Work instructions> Every line of the data that contains the string "this" must be copied.

Source material>

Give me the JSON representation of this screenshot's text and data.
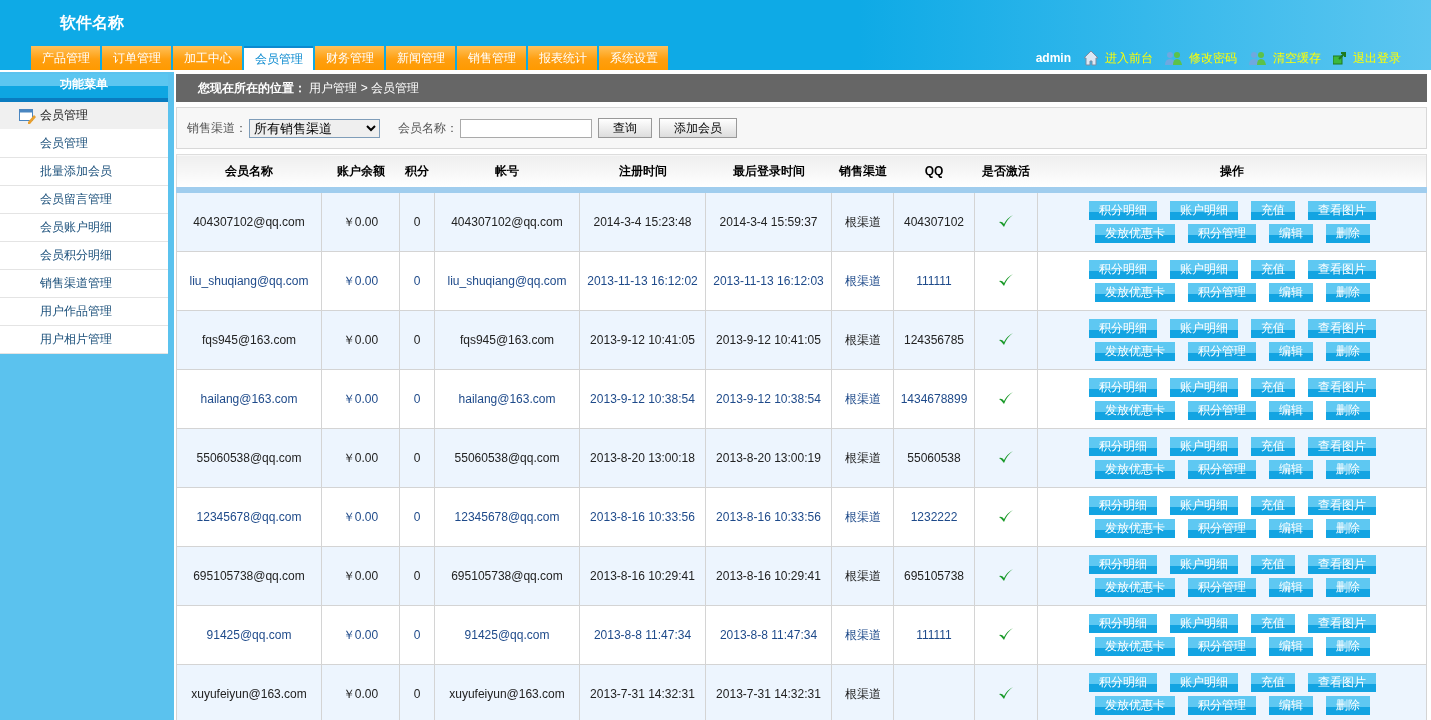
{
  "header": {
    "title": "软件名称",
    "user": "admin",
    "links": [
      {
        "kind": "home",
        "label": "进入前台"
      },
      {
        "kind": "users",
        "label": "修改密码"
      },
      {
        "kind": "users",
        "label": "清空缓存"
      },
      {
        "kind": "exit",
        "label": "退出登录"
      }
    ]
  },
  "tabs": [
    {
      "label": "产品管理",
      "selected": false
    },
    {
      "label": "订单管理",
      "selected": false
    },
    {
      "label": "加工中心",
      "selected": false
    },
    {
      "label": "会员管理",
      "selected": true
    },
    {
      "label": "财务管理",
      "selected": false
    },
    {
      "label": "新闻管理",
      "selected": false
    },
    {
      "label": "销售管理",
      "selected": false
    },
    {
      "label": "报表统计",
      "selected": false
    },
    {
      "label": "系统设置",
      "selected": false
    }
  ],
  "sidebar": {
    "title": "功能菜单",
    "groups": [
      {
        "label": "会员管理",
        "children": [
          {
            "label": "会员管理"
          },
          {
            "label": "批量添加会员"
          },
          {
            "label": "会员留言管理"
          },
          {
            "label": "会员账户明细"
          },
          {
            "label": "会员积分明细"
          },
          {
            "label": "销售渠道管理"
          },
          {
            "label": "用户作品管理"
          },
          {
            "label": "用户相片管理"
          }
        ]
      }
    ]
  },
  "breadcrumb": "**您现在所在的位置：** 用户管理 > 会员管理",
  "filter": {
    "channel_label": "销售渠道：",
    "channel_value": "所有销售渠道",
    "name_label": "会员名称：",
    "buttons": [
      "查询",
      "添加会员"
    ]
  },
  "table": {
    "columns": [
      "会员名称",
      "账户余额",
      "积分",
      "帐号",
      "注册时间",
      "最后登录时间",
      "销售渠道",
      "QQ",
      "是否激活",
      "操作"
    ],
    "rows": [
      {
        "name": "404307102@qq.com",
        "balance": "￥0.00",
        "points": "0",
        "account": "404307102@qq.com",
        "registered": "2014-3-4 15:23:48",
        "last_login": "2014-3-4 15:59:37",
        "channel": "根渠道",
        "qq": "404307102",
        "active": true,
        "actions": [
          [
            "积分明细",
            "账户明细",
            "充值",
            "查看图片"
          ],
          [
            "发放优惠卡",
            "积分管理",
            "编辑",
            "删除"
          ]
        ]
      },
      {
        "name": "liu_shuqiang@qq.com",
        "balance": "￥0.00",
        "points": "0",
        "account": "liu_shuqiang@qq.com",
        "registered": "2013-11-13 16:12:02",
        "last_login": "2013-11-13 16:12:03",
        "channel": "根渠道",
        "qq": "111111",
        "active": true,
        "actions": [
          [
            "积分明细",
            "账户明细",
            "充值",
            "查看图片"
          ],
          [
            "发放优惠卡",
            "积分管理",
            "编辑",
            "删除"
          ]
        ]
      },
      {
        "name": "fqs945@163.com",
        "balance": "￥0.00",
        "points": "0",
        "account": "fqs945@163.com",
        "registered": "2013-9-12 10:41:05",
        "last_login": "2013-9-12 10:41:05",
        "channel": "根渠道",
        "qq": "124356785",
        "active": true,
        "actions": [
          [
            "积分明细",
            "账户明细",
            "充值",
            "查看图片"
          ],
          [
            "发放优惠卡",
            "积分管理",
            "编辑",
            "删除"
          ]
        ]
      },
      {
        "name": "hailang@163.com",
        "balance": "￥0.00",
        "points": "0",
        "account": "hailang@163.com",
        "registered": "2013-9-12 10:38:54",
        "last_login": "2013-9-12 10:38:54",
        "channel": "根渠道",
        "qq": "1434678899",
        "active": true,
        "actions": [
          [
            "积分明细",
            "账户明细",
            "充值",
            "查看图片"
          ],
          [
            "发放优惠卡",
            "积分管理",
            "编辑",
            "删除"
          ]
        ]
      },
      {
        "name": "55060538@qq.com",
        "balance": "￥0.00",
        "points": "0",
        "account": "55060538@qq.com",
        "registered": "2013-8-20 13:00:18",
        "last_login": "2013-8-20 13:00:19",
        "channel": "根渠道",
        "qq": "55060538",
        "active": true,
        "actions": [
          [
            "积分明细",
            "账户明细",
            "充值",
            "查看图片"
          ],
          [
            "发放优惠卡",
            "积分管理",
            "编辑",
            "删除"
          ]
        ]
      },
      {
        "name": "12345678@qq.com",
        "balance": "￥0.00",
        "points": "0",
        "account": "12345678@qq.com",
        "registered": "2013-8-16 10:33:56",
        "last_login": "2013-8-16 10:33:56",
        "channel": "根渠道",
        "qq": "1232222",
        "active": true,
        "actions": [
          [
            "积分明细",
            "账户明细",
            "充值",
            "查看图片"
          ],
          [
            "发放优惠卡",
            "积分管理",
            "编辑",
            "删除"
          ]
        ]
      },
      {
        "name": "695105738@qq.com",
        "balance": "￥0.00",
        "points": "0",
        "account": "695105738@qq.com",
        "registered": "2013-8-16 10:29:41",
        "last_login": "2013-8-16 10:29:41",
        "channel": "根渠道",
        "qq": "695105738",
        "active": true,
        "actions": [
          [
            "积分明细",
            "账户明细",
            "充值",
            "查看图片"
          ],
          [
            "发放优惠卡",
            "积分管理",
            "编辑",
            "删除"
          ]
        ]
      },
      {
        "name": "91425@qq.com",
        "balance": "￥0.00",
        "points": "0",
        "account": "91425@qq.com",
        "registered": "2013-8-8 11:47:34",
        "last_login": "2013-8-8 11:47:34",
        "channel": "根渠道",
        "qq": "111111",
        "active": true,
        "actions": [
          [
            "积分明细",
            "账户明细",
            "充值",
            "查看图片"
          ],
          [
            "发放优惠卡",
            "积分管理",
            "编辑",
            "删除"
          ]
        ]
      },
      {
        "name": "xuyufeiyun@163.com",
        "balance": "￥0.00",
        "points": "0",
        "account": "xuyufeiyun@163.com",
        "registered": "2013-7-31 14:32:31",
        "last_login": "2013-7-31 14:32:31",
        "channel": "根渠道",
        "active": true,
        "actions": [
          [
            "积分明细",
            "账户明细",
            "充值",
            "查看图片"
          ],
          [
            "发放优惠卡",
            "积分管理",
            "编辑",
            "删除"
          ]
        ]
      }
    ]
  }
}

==

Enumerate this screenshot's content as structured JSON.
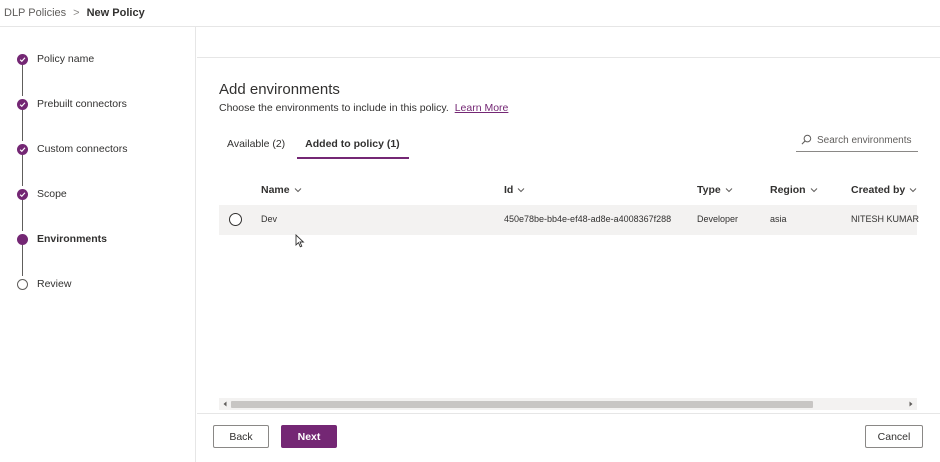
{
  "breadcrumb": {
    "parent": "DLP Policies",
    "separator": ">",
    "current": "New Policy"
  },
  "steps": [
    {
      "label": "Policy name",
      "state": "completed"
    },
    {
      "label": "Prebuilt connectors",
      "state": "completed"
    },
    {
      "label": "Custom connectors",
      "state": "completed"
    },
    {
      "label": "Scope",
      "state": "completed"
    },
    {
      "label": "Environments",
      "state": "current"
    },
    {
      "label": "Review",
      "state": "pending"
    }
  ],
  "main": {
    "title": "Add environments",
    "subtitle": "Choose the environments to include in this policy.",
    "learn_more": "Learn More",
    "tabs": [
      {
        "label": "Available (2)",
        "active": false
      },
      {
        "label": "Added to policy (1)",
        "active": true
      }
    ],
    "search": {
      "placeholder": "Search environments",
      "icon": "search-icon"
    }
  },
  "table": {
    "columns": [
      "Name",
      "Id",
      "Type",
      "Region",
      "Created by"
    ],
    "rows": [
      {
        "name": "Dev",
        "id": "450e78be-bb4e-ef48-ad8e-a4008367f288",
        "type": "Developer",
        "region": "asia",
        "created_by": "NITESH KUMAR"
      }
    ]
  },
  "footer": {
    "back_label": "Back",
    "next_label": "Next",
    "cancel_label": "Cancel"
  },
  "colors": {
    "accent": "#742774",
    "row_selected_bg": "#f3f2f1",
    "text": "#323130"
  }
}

Answer section>
Give me the JSON representation of this screenshot's text and data.
Enumerate this screenshot's content as structured JSON.
    "subtitle": "Choose the environments to include in this policy.",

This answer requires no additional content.